Offsite Data Storage in the Cloud: What Hospitals Consider Before Moving
The amount of data contained in medical records can be staggering, especially when there are high-resolution radiological images involved. Rather than invest in servers to store the data on-site, healthcare facilities are taking to the cloud.
A major Boston medical center recently made the move to facilitate its need for a very large data storage capacity. The hospital’s 200 physicians located in various places in New England needed secure and unfettered access to the data and images in the electronic medical records system and new they could get that with a cloud-based storage facility.
Putting the electronic medical records system in the cloud takes the pressure off of hospital IT, plus it offers more disaster recovery assurances. Companies that operate these cloud facilities say that the benefits aren’t solely for the larger urban hospital groups – even the rural critical care facilities get tremendous value.

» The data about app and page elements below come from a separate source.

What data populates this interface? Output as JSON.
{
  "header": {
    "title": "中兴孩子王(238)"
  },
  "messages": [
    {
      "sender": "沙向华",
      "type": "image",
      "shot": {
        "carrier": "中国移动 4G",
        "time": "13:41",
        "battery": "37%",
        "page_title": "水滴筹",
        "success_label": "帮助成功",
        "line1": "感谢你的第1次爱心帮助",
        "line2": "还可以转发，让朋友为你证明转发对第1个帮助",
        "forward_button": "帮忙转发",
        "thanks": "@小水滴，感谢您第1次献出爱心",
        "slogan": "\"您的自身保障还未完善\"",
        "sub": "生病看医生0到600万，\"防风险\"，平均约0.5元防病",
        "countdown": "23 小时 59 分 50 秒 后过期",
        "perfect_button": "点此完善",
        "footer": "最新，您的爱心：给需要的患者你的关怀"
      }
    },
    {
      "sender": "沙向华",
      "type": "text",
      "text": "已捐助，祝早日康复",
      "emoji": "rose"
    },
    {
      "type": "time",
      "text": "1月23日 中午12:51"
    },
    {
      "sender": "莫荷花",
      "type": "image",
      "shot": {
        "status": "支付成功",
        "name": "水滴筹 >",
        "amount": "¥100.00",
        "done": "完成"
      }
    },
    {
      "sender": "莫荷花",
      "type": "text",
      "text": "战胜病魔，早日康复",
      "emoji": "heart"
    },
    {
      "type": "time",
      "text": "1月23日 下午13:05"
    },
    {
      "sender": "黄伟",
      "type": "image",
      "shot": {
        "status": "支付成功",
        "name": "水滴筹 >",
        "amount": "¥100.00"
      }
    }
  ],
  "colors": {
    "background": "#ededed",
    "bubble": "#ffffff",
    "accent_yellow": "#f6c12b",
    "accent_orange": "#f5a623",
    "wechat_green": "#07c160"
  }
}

Cost is one of the major issues hospitals seek out the cloud solution. The availability of their records is another major reason the cloud solutions are sought out. Most hospitals are severely limited on space, and building a facility to keep banks of servers, which must be kept cool and secure, is far too expensive for most operations.
Many hospital administrators originally thought that they would be taking a chance by storing their sensitive patient information outside of the confines of their campuses, but those fears are unfounded in today’s secure cloud environment. Cloud-based companies stake their reputation on the security practices they offer clients.
Most hospital administrators and IT personnel are advised to consider a move to the cloud as a major business decision. Moving to the cloud should be considered a part of an overall strategy rather than a move to something that’s the latest and newest thing in the tech world. When the decision is made that the cloud is a good fit for the facility, the data needs to be moved strategically.
For instance, those who have done will tell you that moving everything at once is not advisable. You should start moving data that isn’t directly care-oriented to test the system and make sure it will meet expectations. Once everything looks secure, more sensitive and care-oriented data can be moved over.
While the cloud management companies can make assurances that their processes are secure, it’s ultimately the responsibility of the hospital to make sure the data isn’t compromised. Undertaking a third-party risk assessment of the proposed cloud company is recommended. Contracts between the hospital and the cloud management company should cover noncompliance issues.
OffSite Image Management, Inc., has a cloud storage solution that surpasses the expectations of healthcare professionals. OffSite makes the transfer process and setup easy and there are no limits on exams. The end-to-end, 128-bit encryption for file transfers ensures that all data is passed along in the most secure method possible. OffSite’s storage facility is equipped with dual clustered servers that are backed up to continuous redundant media.